* _Exercise directions_
Leaving all pictures aside, write out the records below precisely as given.

* _Exercise input_
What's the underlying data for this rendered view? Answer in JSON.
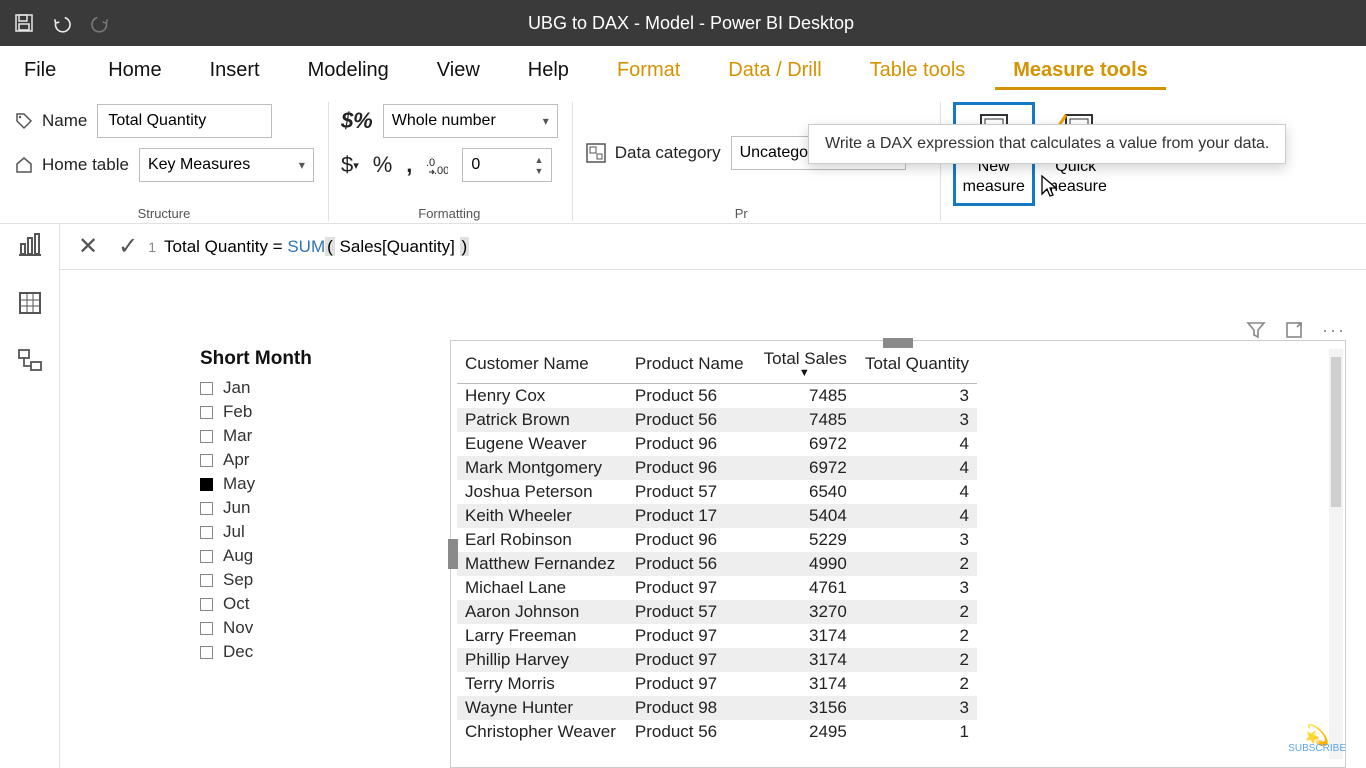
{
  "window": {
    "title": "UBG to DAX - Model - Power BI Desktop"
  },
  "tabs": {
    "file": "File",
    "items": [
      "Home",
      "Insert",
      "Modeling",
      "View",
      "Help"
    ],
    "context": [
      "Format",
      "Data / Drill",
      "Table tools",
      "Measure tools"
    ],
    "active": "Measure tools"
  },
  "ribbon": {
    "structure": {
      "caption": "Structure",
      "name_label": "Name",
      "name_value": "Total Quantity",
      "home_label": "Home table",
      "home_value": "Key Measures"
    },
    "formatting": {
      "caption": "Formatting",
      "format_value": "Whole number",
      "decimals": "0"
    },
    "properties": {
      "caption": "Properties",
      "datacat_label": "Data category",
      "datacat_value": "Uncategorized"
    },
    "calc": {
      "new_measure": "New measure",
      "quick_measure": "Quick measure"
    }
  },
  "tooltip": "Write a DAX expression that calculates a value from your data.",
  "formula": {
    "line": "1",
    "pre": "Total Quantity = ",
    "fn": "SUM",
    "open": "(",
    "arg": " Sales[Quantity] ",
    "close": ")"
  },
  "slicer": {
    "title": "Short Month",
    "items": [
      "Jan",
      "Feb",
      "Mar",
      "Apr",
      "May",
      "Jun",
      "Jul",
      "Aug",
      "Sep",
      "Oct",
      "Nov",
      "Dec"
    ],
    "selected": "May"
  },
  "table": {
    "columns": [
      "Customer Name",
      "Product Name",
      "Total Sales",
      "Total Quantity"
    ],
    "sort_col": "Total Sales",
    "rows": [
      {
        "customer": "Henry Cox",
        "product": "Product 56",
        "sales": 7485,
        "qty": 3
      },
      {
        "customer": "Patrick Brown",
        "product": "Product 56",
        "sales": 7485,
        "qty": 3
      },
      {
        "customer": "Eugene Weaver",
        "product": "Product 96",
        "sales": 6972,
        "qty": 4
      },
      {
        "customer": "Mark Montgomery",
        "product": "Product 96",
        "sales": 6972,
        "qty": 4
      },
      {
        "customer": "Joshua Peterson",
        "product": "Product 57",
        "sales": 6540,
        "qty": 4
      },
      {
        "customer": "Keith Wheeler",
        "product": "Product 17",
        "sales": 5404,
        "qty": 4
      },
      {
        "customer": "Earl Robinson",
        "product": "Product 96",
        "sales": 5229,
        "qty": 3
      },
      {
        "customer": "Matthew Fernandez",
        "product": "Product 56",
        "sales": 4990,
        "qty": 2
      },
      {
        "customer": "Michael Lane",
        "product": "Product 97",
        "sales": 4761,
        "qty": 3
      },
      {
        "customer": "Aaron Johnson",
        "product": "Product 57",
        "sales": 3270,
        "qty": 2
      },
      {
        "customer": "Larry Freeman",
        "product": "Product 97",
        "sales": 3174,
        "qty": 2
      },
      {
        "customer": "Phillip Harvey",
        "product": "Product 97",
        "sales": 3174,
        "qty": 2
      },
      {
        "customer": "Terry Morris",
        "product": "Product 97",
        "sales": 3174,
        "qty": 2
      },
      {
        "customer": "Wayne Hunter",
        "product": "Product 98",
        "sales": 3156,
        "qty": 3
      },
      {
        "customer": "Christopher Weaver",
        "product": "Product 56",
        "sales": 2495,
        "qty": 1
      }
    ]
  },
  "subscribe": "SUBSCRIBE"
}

* _Finished task_
What's the underlying data for this rendered view? Answer in JSON.
{
  "window": {
    "title": "UBG to DAX - Model - Power BI Desktop"
  },
  "tabs": {
    "file": "File",
    "items": [
      "Home",
      "Insert",
      "Modeling",
      "View",
      "Help"
    ],
    "context": [
      "Format",
      "Data / Drill",
      "Table tools",
      "Measure tools"
    ],
    "active": "Measure tools"
  },
  "ribbon": {
    "structure": {
      "caption": "Structure",
      "name_label": "Name",
      "name_value": "Total Quantity",
      "home_label": "Home table",
      "home_value": "Key Measures"
    },
    "formatting": {
      "caption": "Formatting",
      "format_value": "Whole number",
      "decimals": "0"
    },
    "properties": {
      "caption": "Properties",
      "datacat_label": "Data category",
      "datacat_value": "Uncategorized"
    },
    "calc": {
      "new_measure": "New measure",
      "quick_measure": "Quick measure"
    }
  },
  "tooltip": "Write a DAX expression that calculates a value from your data.",
  "formula": {
    "line": "1",
    "pre": "Total Quantity = ",
    "fn": "SUM",
    "open": "(",
    "arg": " Sales[Quantity] ",
    "close": ")"
  },
  "slicer": {
    "title": "Short Month",
    "items": [
      "Jan",
      "Feb",
      "Mar",
      "Apr",
      "May",
      "Jun",
      "Jul",
      "Aug",
      "Sep",
      "Oct",
      "Nov",
      "Dec"
    ],
    "selected": "May"
  },
  "table": {
    "columns": [
      "Customer Name",
      "Product Name",
      "Total Sales",
      "Total Quantity"
    ],
    "sort_col": "Total Sales",
    "rows": [
      {
        "customer": "Henry Cox",
        "product": "Product 56",
        "sales": 7485,
        "qty": 3
      },
      {
        "customer": "Patrick Brown",
        "product": "Product 56",
        "sales": 7485,
        "qty": 3
      },
      {
        "customer": "Eugene Weaver",
        "product": "Product 96",
        "sales": 6972,
        "qty": 4
      },
      {
        "customer": "Mark Montgomery",
        "product": "Product 96",
        "sales": 6972,
        "qty": 4
      },
      {
        "customer": "Joshua Peterson",
        "product": "Product 57",
        "sales": 6540,
        "qty": 4
      },
      {
        "customer": "Keith Wheeler",
        "product": "Product 17",
        "sales": 5404,
        "qty": 4
      },
      {
        "customer": "Earl Robinson",
        "product": "Product 96",
        "sales": 5229,
        "qty": 3
      },
      {
        "customer": "Matthew Fernandez",
        "product": "Product 56",
        "sales": 4990,
        "qty": 2
      },
      {
        "customer": "Michael Lane",
        "product": "Product 97",
        "sales": 4761,
        "qty": 3
      },
      {
        "customer": "Aaron Johnson",
        "product": "Product 57",
        "sales": 3270,
        "qty": 2
      },
      {
        "customer": "Larry Freeman",
        "product": "Product 97",
        "sales": 3174,
        "qty": 2
      },
      {
        "customer": "Phillip Harvey",
        "product": "Product 97",
        "sales": 3174,
        "qty": 2
      },
      {
        "customer": "Terry Morris",
        "product": "Product 97",
        "sales": 3174,
        "qty": 2
      },
      {
        "customer": "Wayne Hunter",
        "product": "Product 98",
        "sales": 3156,
        "qty": 3
      },
      {
        "customer": "Christopher Weaver",
        "product": "Product 56",
        "sales": 2495,
        "qty": 1
      }
    ]
  },
  "subscribe": "SUBSCRIBE"
}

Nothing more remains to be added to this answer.